**Exercise objective:** Entries follow. Return each line that contains the word "screenshot".

Records excerpted from a collection:
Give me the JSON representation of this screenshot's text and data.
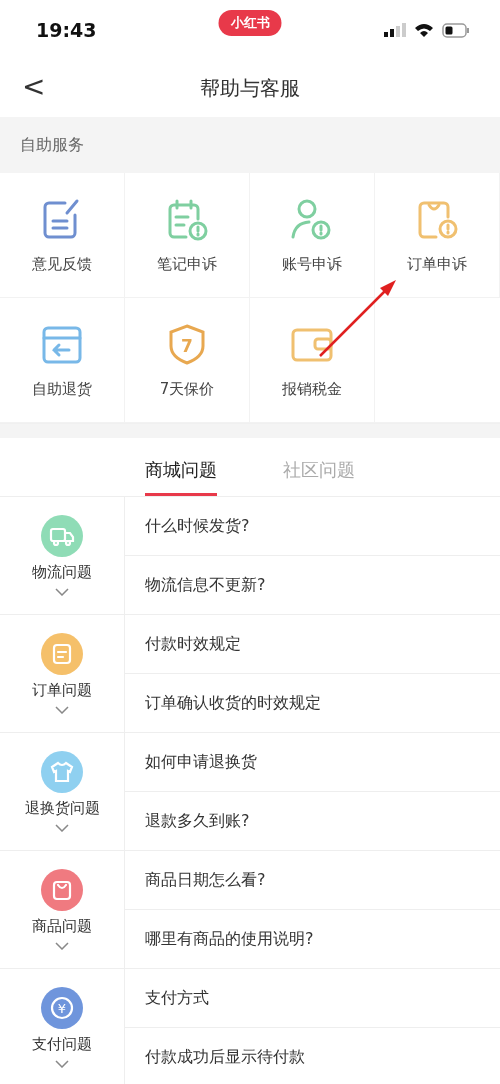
{
  "status_bar": {
    "time": "19:43",
    "app_badge": "小红书"
  },
  "header": {
    "back": "<",
    "title": "帮助与客服"
  },
  "self_service": {
    "label": "自助服务",
    "items": [
      {
        "label": "意见反馈",
        "kind": "feedback",
        "color": "#6f8fd0"
      },
      {
        "label": "笔记申诉",
        "kind": "note",
        "color": "#7fcfa0"
      },
      {
        "label": "账号申诉",
        "kind": "account",
        "color": "#7fcfa0"
      },
      {
        "label": "订单申诉",
        "kind": "bag",
        "color": "#f0c070"
      },
      {
        "label": "自助退货",
        "kind": "return",
        "color": "#78b8e8"
      },
      {
        "label": "7天保价",
        "kind": "shield",
        "color": "#e8a850",
        "badge": "7"
      },
      {
        "label": "报销税金",
        "kind": "wallet",
        "color": "#f0c070"
      }
    ]
  },
  "tabs": [
    {
      "label": "商城问题",
      "selected": true
    },
    {
      "label": "社区问题",
      "selected": false
    }
  ],
  "categories": [
    {
      "name": "物流问题",
      "kind": "truck",
      "color": "#8fdcb6",
      "questions": [
        "什么时候发货?",
        "物流信息不更新?"
      ]
    },
    {
      "name": "订单问题",
      "kind": "list",
      "color": "#f5c06a",
      "questions": [
        "付款时效规定",
        "订单确认收货的时效规定"
      ]
    },
    {
      "name": "退换货问题",
      "kind": "shirt",
      "color": "#8fd0f0",
      "questions": [
        "如何申请退换货",
        "退款多久到账?"
      ]
    },
    {
      "name": "商品问题",
      "kind": "bag",
      "color": "#f07a80",
      "questions": [
        "商品日期怎么看?",
        "哪里有商品的使用说明?"
      ]
    },
    {
      "name": "支付问题",
      "kind": "yen",
      "color": "#6f95dc",
      "symbol": "¥",
      "questions": [
        "支付方式",
        "付款成功后显示待付款"
      ]
    }
  ]
}
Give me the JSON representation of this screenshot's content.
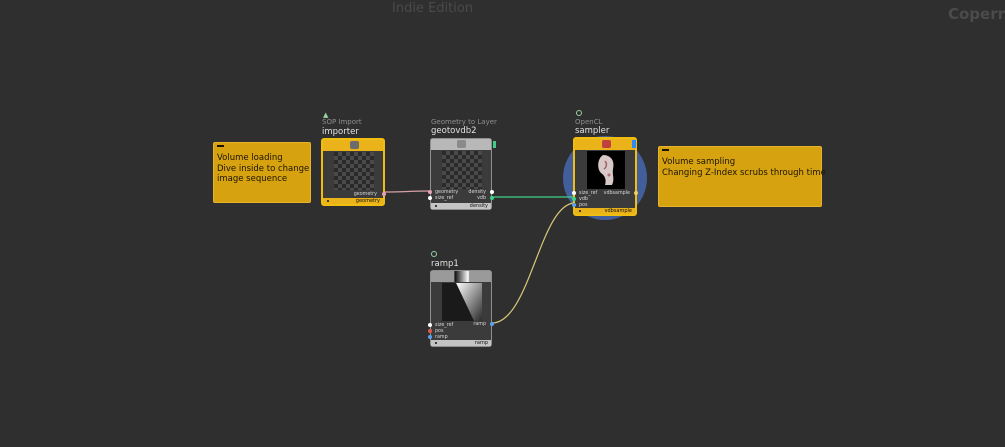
{
  "app": {
    "edition_watermark": "Indie Edition",
    "context_label": "Coperr"
  },
  "notes": [
    {
      "id": "volume-loading",
      "lines": [
        "Volume loading",
        "",
        "Dive inside to change",
        "image sequence"
      ]
    },
    {
      "id": "volume-sampling",
      "lines": [
        "Volume sampling",
        "",
        "Changing Z-Index scrubs through time"
      ]
    }
  ],
  "nodes": {
    "importer": {
      "type_label": "SOP Import",
      "name": "importer",
      "outputs": [
        "geometry"
      ],
      "footer": "geometry"
    },
    "geotovdb2": {
      "type_label": "Geometry to Layer",
      "name": "geotovdb2",
      "inputs": [
        "geometry",
        "size_ref"
      ],
      "outputs": [
        "density",
        "vdb"
      ],
      "footer": "density"
    },
    "sampler": {
      "type_label": "OpenCL",
      "name": "sampler",
      "inputs": [
        "size_ref",
        "vdb",
        "pos"
      ],
      "outputs": [
        "vdbsample"
      ],
      "footer": "vdbsample"
    },
    "ramp1": {
      "name": "ramp1",
      "inputs": [
        "size_ref",
        "pos",
        "ramp"
      ],
      "outputs": [
        "ramp"
      ],
      "footer": "ramp"
    }
  },
  "colors": {
    "background": "#2f2f2f",
    "note": "#d6a20f",
    "selected": "#f0be10",
    "wire_geometry": "#d7a0a8",
    "wire_vdb": "#3ed088",
    "wire_ramp": "#d8c878",
    "port_blue": "#5aa0f0",
    "port_red": "#e05a4a",
    "port_white": "#ffffff",
    "port_green": "#3ed088",
    "port_yellow": "#f0d050",
    "port_pink": "#e6a0b8"
  }
}
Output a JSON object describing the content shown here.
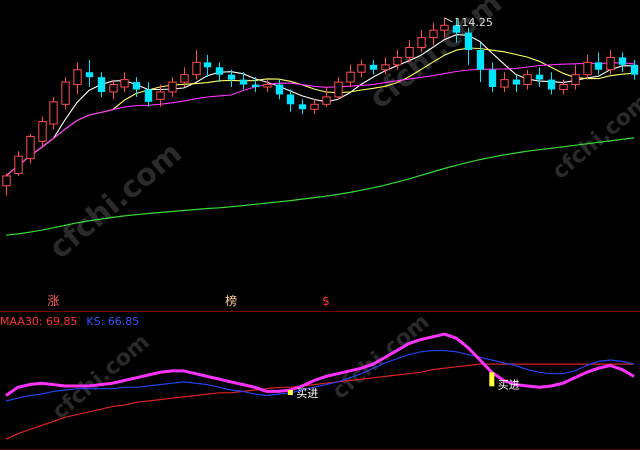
{
  "chart_data": [
    {
      "type": "candlestick",
      "title": "",
      "price_label": "114.25",
      "ylim": [
        20,
        118
      ],
      "colors": {
        "up": "#ff4d4d",
        "down": "#00e5ff",
        "ma_short": "#ffffff",
        "ma_mid": "#ffff66",
        "ma_long": "#ff33ff",
        "ma_xlong": "#33dd33"
      },
      "candles": [
        [
          46,
          50,
          42,
          51
        ],
        [
          51,
          58,
          50,
          60
        ],
        [
          57,
          66,
          55,
          67
        ],
        [
          64,
          72,
          62,
          74
        ],
        [
          71,
          80,
          69,
          82
        ],
        [
          79,
          88,
          77,
          90
        ],
        [
          87,
          93,
          83,
          96
        ],
        [
          92,
          90,
          86,
          97
        ],
        [
          90,
          84,
          82,
          92
        ],
        [
          84,
          87,
          81,
          89
        ],
        [
          86,
          89,
          84,
          92
        ],
        [
          88,
          85,
          82,
          90
        ],
        [
          85,
          80,
          78,
          88
        ],
        [
          81,
          84,
          78,
          87
        ],
        [
          84,
          88,
          82,
          90
        ],
        [
          88,
          91,
          86,
          94
        ],
        [
          91,
          96,
          89,
          101
        ],
        [
          96,
          94,
          90,
          99
        ],
        [
          94,
          91,
          88,
          96
        ],
        [
          91,
          89,
          86,
          93
        ],
        [
          89,
          87,
          85,
          92
        ],
        [
          87,
          86,
          84,
          90
        ],
        [
          86,
          87,
          84,
          89
        ],
        [
          87,
          83,
          81,
          89
        ],
        [
          83,
          79,
          76,
          85
        ],
        [
          79,
          77,
          75,
          81
        ],
        [
          77,
          79,
          75,
          81
        ],
        [
          79,
          82,
          78,
          86
        ],
        [
          82,
          88,
          81,
          90
        ],
        [
          88,
          92,
          86,
          95
        ],
        [
          92,
          95,
          90,
          97
        ],
        [
          95,
          93,
          91,
          97
        ],
        [
          93,
          95,
          91,
          98
        ],
        [
          95,
          98,
          93,
          101
        ],
        [
          98,
          102,
          96,
          105
        ],
        [
          102,
          106,
          100,
          109
        ],
        [
          106,
          109,
          103,
          112
        ],
        [
          109,
          111,
          106,
          114
        ],
        [
          111,
          108,
          104,
          114
        ],
        [
          108,
          101,
          95,
          110
        ],
        [
          101,
          93,
          88,
          104
        ],
        [
          93,
          86,
          84,
          96
        ],
        [
          86,
          89,
          84,
          92
        ],
        [
          89,
          87,
          84,
          91
        ],
        [
          87,
          91,
          85,
          93
        ],
        [
          91,
          89,
          86,
          94
        ],
        [
          89,
          85,
          83,
          92
        ],
        [
          85,
          87,
          83,
          89
        ],
        [
          87,
          91,
          85,
          95
        ],
        [
          91,
          96,
          89,
          99
        ],
        [
          96,
          93,
          91,
          100
        ],
        [
          93,
          98,
          91,
          101
        ],
        [
          98,
          95,
          92,
          100
        ],
        [
          95,
          91,
          89,
          97
        ]
      ],
      "sma": [
        {
          "name": "MA5",
          "period": 5,
          "color": "#ffffff"
        },
        {
          "name": "MA10",
          "period": 10,
          "color": "#ffff66"
        },
        {
          "name": "MA20",
          "period": 20,
          "color": "#ff33ff"
        }
      ],
      "long_ma": [
        26.0,
        26.5,
        27.2,
        28.0,
        29.0,
        30.0,
        31.0,
        31.8,
        32.5,
        33.2,
        33.8,
        34.3,
        34.8,
        35.2,
        35.6,
        36.0,
        36.4,
        36.8,
        37.1,
        37.5,
        38.0,
        38.5,
        39.0,
        39.5,
        40.0,
        40.6,
        41.2,
        41.8,
        42.5,
        43.3,
        44.2,
        45.2,
        46.3,
        47.5,
        48.8,
        50.2,
        51.6,
        53.0,
        54.3,
        55.5,
        56.6,
        57.6,
        58.5,
        59.3,
        60.0,
        60.6,
        61.2,
        61.8,
        62.4,
        63.0,
        63.6,
        64.2,
        64.8,
        65.4
      ],
      "markers": [
        {
          "index": 4,
          "text": "涨",
          "color": "#ff6666"
        },
        {
          "index": 19,
          "text": "榜",
          "color": "#ffcc99"
        },
        {
          "index": 27,
          "text": "$",
          "color": "#ff3333"
        }
      ]
    },
    {
      "type": "line",
      "legend": [
        {
          "text": "MAA30: 69.85",
          "color": "#ff3333"
        },
        {
          "text": "KS: 66.85",
          "color": "#3355ff"
        }
      ],
      "ylim": [
        25,
        110
      ],
      "series": [
        {
          "name": "MAA30",
          "color": "#dd2222",
          "values": [
            30,
            34,
            37,
            40,
            43,
            46,
            48,
            50,
            52,
            54,
            55,
            57,
            58,
            59,
            60,
            61,
            62,
            63,
            64,
            64,
            65,
            66,
            67,
            68,
            68,
            69,
            70,
            71,
            72,
            73,
            74,
            75,
            76,
            77,
            78,
            79,
            81,
            82,
            83,
            84,
            85,
            85,
            85,
            85,
            85,
            85,
            85,
            85,
            85,
            85,
            85,
            85,
            85,
            85
          ]
        },
        {
          "name": "KS",
          "color": "#2244ee",
          "values": [
            58,
            60,
            62,
            63,
            65,
            66,
            67,
            67,
            67,
            67,
            68,
            68,
            69,
            70,
            71,
            72,
            71,
            70,
            68,
            66,
            65,
            63,
            62,
            63,
            64,
            66,
            68,
            70,
            72,
            75,
            78,
            82,
            86,
            89,
            92,
            94,
            95,
            95,
            94,
            92,
            90,
            88,
            86,
            84,
            81,
            79,
            78,
            78,
            80,
            84,
            87,
            88,
            87,
            85
          ]
        },
        {
          "name": "",
          "color": "#ff33ff",
          "values": [
            62,
            68,
            70,
            71,
            70,
            69,
            69,
            69,
            70,
            71,
            73,
            75,
            77,
            79,
            80,
            80,
            78,
            76,
            74,
            72,
            70,
            68,
            65,
            65,
            66,
            69,
            73,
            76,
            78,
            80,
            82,
            85,
            90,
            95,
            100,
            103,
            105,
            107,
            104,
            97,
            88,
            79,
            73,
            70,
            69,
            68,
            69,
            71,
            75,
            79,
            82,
            84,
            81,
            76
          ]
        }
      ],
      "buy_signals": [
        {
          "index": 24,
          "text": "买进",
          "color": "#ffff33"
        },
        {
          "index": 41,
          "text": "买进",
          "color": "#ffff33"
        }
      ]
    }
  ],
  "watermark": "cfchi.com"
}
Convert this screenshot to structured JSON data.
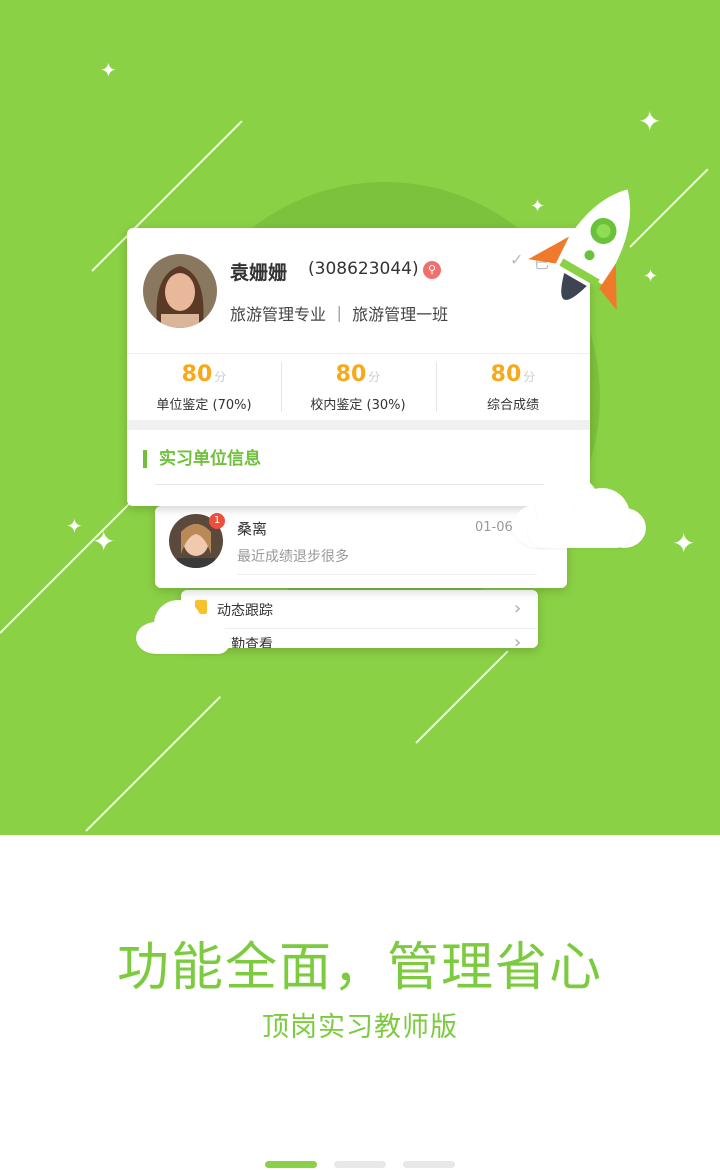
{
  "profile": {
    "name": "袁姗姗",
    "id_text": "(308623044)",
    "pin_glyph": "⚲",
    "major": "旅游管理专业 ｜ 旅游管理一班",
    "check_glyph": "✓",
    "check_char": "已"
  },
  "stats": [
    {
      "value": "80",
      "unit": "分",
      "label": "单位鉴定 (70%)"
    },
    {
      "value": "80",
      "unit": "分",
      "label": "校内鉴定 (30%)"
    },
    {
      "value": "80",
      "unit": "分",
      "label": "综合成绩"
    }
  ],
  "section": {
    "title": "实习单位信息"
  },
  "message": {
    "sender": "桑离",
    "date": "01-06",
    "preview": "最近成绩退步很多",
    "badge_count": "1"
  },
  "menu": [
    {
      "label": "动态跟踪",
      "chevron": "›"
    },
    {
      "label": "考勤查看",
      "chevron": "›"
    }
  ],
  "headline": "功能全面，管理省心",
  "subline": "顶岗实习教师版",
  "pager": {
    "count": 3,
    "active_index": 0
  },
  "colors": {
    "brand_green": "#8bd145",
    "accent_orange": "#f8a919",
    "badge_red": "#f04e3d",
    "text_green": "#7ccb3e"
  },
  "icons": {
    "star": "sparkle-icon",
    "rocket": "rocket-icon",
    "cloud": "cloud-icon",
    "chevron": "chevron-right-icon"
  }
}
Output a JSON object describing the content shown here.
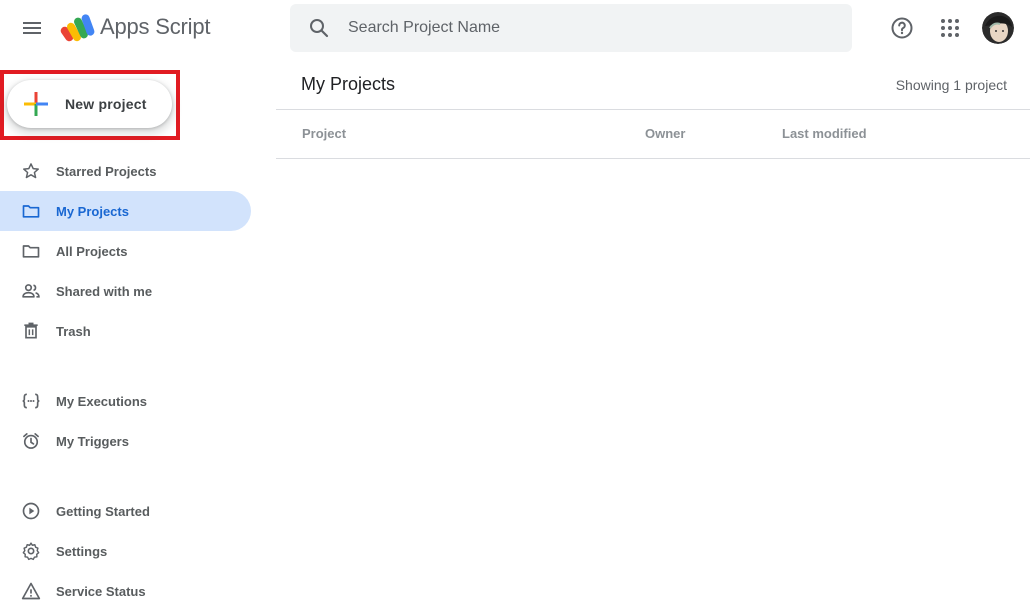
{
  "header": {
    "app_title": "Apps Script",
    "search": {
      "placeholder": "Search Project Name",
      "value": ""
    },
    "icons": {
      "menu": "hamburger-menu-icon",
      "search": "search-icon",
      "help": "help-icon",
      "apps": "apps-grid-icon"
    }
  },
  "sidebar": {
    "new_project_label": "New project",
    "highlight_color": "#e11b22",
    "groups": [
      [
        {
          "label": "Starred Projects",
          "icon": "star-icon"
        },
        {
          "label": "My Projects",
          "icon": "folder-icon",
          "active": true
        },
        {
          "label": "All Projects",
          "icon": "folder-icon"
        },
        {
          "label": "Shared with me",
          "icon": "people-icon"
        },
        {
          "label": "Trash",
          "icon": "trash-icon"
        }
      ],
      [
        {
          "label": "My Executions",
          "icon": "executions-icon"
        },
        {
          "label": "My Triggers",
          "icon": "alarm-icon"
        }
      ],
      [
        {
          "label": "Getting Started",
          "icon": "play-circle-icon"
        },
        {
          "label": "Settings",
          "icon": "gear-icon"
        },
        {
          "label": "Service Status",
          "icon": "warning-icon"
        }
      ]
    ]
  },
  "main": {
    "title": "My Projects",
    "count_text": "Showing 1 project",
    "columns": [
      "Project",
      "Owner",
      "Last modified"
    ]
  },
  "colors": {
    "active_nav_bg": "#d2e3fc",
    "active_nav_text": "#1967d2",
    "search_bg": "#f1f3f4"
  }
}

**Result of this task:**
Give me the JSON representation of this screenshot's text and data.
Give me the JSON representation of this screenshot's content.
Convert this screenshot to structured JSON data.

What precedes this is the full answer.